§ **Task description**:
Which lines of the records below contain the word "aunt"? Copy each of them out.

§ **Material for this exercise**:

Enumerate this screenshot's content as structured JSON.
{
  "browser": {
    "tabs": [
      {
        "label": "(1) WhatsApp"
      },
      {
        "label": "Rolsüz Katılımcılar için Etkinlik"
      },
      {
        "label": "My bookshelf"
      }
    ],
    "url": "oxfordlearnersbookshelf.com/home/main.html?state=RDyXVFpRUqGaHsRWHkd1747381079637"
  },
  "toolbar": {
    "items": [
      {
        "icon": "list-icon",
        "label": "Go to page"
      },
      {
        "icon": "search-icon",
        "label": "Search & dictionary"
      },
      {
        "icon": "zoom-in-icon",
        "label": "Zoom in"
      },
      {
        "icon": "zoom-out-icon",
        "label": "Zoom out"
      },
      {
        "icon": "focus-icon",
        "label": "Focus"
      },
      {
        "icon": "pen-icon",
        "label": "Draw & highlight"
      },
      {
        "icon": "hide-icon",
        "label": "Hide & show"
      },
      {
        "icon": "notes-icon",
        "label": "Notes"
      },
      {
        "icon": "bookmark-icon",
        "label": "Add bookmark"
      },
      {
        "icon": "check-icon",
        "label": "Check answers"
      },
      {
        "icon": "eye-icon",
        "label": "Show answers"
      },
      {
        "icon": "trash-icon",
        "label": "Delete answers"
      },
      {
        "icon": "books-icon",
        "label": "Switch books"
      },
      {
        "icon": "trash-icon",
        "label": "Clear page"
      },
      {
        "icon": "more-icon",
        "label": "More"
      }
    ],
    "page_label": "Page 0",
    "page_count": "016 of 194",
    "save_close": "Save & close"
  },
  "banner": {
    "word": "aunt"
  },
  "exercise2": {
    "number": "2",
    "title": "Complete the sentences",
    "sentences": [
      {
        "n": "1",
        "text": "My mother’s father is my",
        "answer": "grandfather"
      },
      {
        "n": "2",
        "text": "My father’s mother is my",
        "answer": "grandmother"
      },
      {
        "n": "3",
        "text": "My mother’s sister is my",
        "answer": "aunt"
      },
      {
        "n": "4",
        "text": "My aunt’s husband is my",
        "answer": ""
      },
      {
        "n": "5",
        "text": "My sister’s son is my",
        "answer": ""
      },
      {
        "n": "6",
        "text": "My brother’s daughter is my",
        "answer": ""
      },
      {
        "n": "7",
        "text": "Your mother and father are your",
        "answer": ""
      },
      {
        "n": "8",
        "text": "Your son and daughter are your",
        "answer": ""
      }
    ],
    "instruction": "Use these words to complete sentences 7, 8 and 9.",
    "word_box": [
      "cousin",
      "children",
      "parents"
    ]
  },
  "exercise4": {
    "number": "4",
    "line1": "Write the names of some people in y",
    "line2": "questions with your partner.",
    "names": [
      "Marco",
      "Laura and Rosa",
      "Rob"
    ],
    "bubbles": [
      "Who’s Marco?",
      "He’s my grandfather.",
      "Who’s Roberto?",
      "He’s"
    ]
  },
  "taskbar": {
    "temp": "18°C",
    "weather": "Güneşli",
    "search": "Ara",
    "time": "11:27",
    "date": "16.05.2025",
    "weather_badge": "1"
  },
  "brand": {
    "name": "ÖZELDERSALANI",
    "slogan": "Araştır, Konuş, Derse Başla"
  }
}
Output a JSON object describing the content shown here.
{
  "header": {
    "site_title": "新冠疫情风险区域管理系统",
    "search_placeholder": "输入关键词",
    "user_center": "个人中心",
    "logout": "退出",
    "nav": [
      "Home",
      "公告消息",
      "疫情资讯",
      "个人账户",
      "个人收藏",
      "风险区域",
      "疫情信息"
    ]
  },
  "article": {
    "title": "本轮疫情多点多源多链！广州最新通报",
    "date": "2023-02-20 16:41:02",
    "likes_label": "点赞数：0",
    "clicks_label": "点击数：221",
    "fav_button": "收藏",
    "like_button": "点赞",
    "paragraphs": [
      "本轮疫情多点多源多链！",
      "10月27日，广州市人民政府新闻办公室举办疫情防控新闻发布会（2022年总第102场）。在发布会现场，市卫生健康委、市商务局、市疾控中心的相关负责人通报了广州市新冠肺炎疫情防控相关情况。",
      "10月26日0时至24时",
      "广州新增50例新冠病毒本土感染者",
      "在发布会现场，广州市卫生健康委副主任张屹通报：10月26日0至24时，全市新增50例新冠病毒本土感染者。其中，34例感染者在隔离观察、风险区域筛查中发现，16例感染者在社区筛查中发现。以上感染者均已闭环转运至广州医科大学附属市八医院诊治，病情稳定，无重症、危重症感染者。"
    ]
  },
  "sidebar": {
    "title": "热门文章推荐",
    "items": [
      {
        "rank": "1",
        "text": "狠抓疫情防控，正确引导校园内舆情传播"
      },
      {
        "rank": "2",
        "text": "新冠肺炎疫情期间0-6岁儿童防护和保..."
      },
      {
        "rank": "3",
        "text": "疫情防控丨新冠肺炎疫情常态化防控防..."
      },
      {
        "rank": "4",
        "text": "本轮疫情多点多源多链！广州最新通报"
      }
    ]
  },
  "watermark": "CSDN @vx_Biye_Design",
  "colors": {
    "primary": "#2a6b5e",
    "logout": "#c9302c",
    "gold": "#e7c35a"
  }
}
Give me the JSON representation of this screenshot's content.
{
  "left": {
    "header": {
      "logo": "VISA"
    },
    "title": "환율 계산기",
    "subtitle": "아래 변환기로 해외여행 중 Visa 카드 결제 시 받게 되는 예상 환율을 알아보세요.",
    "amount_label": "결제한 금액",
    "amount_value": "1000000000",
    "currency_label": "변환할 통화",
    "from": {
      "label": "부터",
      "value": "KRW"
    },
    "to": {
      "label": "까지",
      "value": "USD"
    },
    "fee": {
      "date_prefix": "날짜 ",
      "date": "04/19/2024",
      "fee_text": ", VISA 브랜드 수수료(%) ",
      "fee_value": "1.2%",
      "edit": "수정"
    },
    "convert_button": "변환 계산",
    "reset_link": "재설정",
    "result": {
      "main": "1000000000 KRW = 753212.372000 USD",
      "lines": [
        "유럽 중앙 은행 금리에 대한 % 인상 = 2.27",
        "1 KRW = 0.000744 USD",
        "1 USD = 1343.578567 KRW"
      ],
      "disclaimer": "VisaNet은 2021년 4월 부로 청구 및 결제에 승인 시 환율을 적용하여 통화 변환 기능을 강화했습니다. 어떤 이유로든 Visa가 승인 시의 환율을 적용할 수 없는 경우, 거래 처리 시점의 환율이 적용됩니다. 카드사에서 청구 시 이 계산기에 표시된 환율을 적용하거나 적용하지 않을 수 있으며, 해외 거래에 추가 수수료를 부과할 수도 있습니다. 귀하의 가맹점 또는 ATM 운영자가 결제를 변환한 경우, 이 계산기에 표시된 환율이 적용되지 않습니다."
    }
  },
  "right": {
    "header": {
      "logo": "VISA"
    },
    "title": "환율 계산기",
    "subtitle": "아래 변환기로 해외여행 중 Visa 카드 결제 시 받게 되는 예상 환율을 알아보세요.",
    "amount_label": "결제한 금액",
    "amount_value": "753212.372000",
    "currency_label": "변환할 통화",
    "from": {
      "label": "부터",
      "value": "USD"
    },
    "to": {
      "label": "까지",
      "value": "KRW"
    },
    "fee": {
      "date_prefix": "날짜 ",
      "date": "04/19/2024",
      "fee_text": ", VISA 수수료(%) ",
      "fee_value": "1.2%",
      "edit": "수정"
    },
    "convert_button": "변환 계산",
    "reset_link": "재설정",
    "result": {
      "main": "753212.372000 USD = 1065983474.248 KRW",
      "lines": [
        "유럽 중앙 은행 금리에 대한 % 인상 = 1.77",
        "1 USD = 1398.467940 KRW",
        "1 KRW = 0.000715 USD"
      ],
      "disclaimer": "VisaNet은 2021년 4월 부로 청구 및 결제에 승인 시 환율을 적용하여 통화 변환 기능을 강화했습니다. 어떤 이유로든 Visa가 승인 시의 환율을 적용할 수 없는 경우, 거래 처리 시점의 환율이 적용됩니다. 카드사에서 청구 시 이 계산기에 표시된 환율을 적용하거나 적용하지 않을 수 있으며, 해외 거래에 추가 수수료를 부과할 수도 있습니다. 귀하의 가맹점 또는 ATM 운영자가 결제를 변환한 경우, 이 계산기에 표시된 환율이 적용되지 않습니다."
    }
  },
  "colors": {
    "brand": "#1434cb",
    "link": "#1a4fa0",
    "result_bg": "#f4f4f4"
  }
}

§ **Answer space**:
    "word": "aunt"
        "answer": "aunt"
        "text": "My aunt’s husband is my",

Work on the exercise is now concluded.